=== Records ===
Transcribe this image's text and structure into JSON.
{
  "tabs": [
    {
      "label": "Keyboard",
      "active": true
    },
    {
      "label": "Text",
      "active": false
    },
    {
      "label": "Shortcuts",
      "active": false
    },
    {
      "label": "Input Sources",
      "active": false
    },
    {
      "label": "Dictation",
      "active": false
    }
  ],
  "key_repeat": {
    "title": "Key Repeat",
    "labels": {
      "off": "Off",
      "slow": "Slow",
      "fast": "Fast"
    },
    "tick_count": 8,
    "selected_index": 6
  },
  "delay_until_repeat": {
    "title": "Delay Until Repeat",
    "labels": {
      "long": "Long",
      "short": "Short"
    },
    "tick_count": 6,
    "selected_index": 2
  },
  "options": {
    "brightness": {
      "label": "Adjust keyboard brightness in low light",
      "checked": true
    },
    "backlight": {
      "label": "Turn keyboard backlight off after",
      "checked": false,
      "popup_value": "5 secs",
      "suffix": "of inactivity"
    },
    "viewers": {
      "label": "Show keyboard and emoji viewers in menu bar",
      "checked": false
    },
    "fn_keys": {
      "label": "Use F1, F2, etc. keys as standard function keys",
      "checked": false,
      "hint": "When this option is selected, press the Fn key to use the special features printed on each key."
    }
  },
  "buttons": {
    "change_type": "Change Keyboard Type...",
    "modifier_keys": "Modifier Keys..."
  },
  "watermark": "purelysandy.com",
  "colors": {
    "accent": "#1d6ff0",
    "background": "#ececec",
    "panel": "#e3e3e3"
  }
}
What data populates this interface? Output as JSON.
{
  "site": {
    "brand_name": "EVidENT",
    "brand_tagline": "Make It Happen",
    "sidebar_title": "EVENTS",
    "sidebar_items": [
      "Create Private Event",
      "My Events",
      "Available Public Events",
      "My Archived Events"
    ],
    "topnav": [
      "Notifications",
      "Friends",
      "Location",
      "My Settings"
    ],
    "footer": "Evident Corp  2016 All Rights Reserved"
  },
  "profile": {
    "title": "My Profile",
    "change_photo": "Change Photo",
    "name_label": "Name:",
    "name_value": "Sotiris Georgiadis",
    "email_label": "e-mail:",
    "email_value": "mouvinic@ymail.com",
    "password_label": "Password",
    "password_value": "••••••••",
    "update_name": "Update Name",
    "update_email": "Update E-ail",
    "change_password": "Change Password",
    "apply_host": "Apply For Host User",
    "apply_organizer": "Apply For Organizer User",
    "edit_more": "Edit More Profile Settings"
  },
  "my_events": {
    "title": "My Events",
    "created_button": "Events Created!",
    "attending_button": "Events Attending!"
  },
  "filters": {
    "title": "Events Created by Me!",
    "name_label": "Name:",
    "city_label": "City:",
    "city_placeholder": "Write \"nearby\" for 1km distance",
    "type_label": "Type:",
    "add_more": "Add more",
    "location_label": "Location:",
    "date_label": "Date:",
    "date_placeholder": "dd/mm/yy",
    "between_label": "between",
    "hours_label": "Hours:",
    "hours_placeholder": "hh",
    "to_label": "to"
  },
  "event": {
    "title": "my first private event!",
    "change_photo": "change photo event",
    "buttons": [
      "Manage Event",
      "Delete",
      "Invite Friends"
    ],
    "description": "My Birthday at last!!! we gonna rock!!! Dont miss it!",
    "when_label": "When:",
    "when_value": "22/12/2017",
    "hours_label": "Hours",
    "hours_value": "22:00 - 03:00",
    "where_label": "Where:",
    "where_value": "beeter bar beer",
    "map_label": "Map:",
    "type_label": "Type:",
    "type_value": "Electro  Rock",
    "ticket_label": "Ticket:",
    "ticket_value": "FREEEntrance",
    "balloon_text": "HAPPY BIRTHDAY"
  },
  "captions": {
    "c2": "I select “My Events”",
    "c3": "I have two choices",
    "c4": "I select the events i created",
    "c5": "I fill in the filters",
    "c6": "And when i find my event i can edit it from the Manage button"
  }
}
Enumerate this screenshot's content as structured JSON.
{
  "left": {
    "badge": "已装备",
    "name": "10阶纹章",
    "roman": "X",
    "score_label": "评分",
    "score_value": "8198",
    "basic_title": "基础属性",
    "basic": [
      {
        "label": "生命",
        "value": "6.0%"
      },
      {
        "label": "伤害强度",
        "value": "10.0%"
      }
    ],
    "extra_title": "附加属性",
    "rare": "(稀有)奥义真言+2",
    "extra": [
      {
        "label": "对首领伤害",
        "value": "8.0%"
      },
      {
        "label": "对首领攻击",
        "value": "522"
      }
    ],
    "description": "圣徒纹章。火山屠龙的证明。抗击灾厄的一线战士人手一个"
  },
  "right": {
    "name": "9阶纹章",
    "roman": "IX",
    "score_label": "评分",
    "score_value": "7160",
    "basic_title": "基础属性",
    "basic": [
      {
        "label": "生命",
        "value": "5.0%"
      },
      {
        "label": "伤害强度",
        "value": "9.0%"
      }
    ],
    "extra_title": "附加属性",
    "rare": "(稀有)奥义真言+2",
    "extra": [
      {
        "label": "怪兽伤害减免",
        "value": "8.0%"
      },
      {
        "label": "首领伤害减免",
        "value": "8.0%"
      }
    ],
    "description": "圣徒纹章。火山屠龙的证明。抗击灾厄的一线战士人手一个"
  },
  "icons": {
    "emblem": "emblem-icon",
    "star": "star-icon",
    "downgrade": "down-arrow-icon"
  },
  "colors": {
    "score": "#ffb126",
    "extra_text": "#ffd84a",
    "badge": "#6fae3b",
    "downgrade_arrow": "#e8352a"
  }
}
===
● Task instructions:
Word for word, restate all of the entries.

● Exercise output:
Transcribe this image's text and structure into JSON.
{
  "tabs": [
    {
      "label": "Keyboard",
      "active": true
    },
    {
      "label": "Text",
      "active": false
    },
    {
      "label": "Shortcuts",
      "active": false
    },
    {
      "label": "Input Sources",
      "active": false
    },
    {
      "label": "Dictation",
      "active": false
    }
  ],
  "key_repeat": {
    "title": "Key Repeat",
    "labels": {
      "off": "Off",
      "slow": "Slow",
      "fast": "Fast"
    },
    "tick_count": 8,
    "selected_index": 6
  },
  "delay_until_repeat": {
    "title": "Delay Until Repeat",
    "labels": {
      "long": "Long",
      "short": "Short"
    },
    "tick_count": 6,
    "selected_index": 2
  },
  "options": {
    "brightness": {
      "label": "Adjust keyboard brightness in low light",
      "checked": true
    },
    "backlight": {
      "label": "Turn keyboard backlight off after",
      "checked": false,
      "popup_value": "5 secs",
      "suffix": "of inactivity"
    },
    "viewers": {
      "label": "Show keyboard and emoji viewers in menu bar",
      "checked": false
    },
    "fn_keys": {
      "label": "Use F1, F2, etc. keys as standard function keys",
      "checked": false,
      "hint": "When this option is selected, press the Fn key to use the special features printed on each key."
    }
  },
  "buttons": {
    "change_type": "Change Keyboard Type...",
    "modifier_keys": "Modifier Keys..."
  },
  "watermark": "purelysandy.com",
  "colors": {
    "accent": "#1d6ff0",
    "background": "#ececec",
    "panel": "#e3e3e3"
  }
}
What data populates this interface? Output as JSON.
{
  "site": {
    "brand_name": "EVidENT",
    "brand_tagline": "Make It Happen",
    "sidebar_title": "EVENTS",
    "sidebar_items": [
      "Create Private Event",
      "My Events",
      "Available Public Events",
      "My Archived Events"
    ],
    "topnav": [
      "Notifications",
      "Friends",
      "Location",
      "My Settings"
    ],
    "footer": "Evident Corp  2016 All Rights Reserved"
  },
  "profile": {
    "title": "My Profile",
    "change_photo": "Change Photo",
    "name_label": "Name:",
    "name_value": "Sotiris Georgiadis",
    "email_label": "e-mail:",
    "email_value": "mouvinic@ymail.com",
    "password_label": "Password",
    "password_value": "••••••••",
    "update_name": "Update Name",
    "update_email": "Update E-ail",
    "change_password": "Change Password",
    "apply_host": "Apply For Host User",
    "apply_organizer": "Apply For Organizer User",
    "edit_more": "Edit More Profile Settings"
  },
  "my_events": {
    "title": "My Events",
    "created_button": "Events Created!",
    "attending_button": "Events Attending!"
  },
  "filters": {
    "title": "Events Created by Me!",
    "name_label": "Name:",
    "city_label": "City:",
    "city_placeholder": "Write \"nearby\" for 1km distance",
    "type_label": "Type:",
    "add_more": "Add more",
    "location_label": "Location:",
    "date_label": "Date:",
    "date_placeholder": "dd/mm/yy",
    "between_label": "between",
    "hours_label": "Hours:",
    "hours_placeholder": "hh",
    "to_label": "to"
  },
  "event": {
    "title": "my first private event!",
    "change_photo": "change photo event",
    "buttons": [
      "Manage Event",
      "Delete",
      "Invite Friends"
    ],
    "description": "My Birthday at last!!! we gonna rock!!! Dont miss it!",
    "when_label": "When:",
    "when_value": "22/12/2017",
    "hours_label": "Hours",
    "hours_value": "22:00 - 03:00",
    "where_label": "Where:",
    "where_value": "beeter bar beer",
    "map_label": "Map:",
    "type_label": "Type:",
    "type_value": "Electro  Rock",
    "ticket_label": "Ticket:",
    "ticket_value": "FREEEntrance",
    "balloon_text": "HAPPY BIRTHDAY"
  },
  "captions": {
    "c2": "I select “My Events”",
    "c3": "I have two choices",
    "c4": "I select the events i created",
    "c5": "I fill in the filters",
    "c6": "And when i find my event i can edit it from the Manage button"
  }
}
Enumerate this screenshot's content as structured JSON.
{
  "left": {
    "badge": "已装备",
    "name": "10阶纹章",
    "roman": "X",
    "score_label": "评分",
    "score_value": "8198",
    "basic_title": "基础属性",
    "basic": [
      {
        "label": "生命",
        "value": "6.0%"
      },
      {
        "label": "伤害强度",
        "value": "10.0%"
      }
    ],
    "extra_title": "附加属性",
    "rare": "(稀有)奥义真言+2",
    "extra": [
      {
        "label": "对首领伤害",
        "value": "8.0%"
      },
      {
        "label": "对首领攻击",
        "value": "522"
      }
    ],
    "description": "圣徒纹章。火山屠龙的证明。抗击灾厄的一线战士人手一个"
  },
  "right": {
    "name": "9阶纹章",
    "roman": "IX",
    "score_label": "评分",
    "score_value": "7160",
    "basic_title": "基础属性",
    "basic": [
      {
        "label": "生命",
        "value": "5.0%"
      },
      {
        "label": "伤害强度",
        "value": "9.0%"
      }
    ],
    "extra_title": "附加属性",
    "rare": "(稀有)奥义真言+2",
    "extra": [
      {
        "label": "怪兽伤害减免",
        "value": "8.0%"
      },
      {
        "label": "首领伤害减免",
        "value": "8.0%"
      }
    ],
    "description": "圣徒纹章。火山屠龙的证明。抗击灾厄的一线战士人手一个"
  },
  "icons": {
    "emblem": "emblem-icon",
    "star": "star-icon",
    "downgrade": "down-arrow-icon"
  },
  "colors": {
    "score": "#ffb126",
    "extra_text": "#ffd84a",
    "badge": "#6fae3b",
    "downgrade_arrow": "#e8352a"
  }
}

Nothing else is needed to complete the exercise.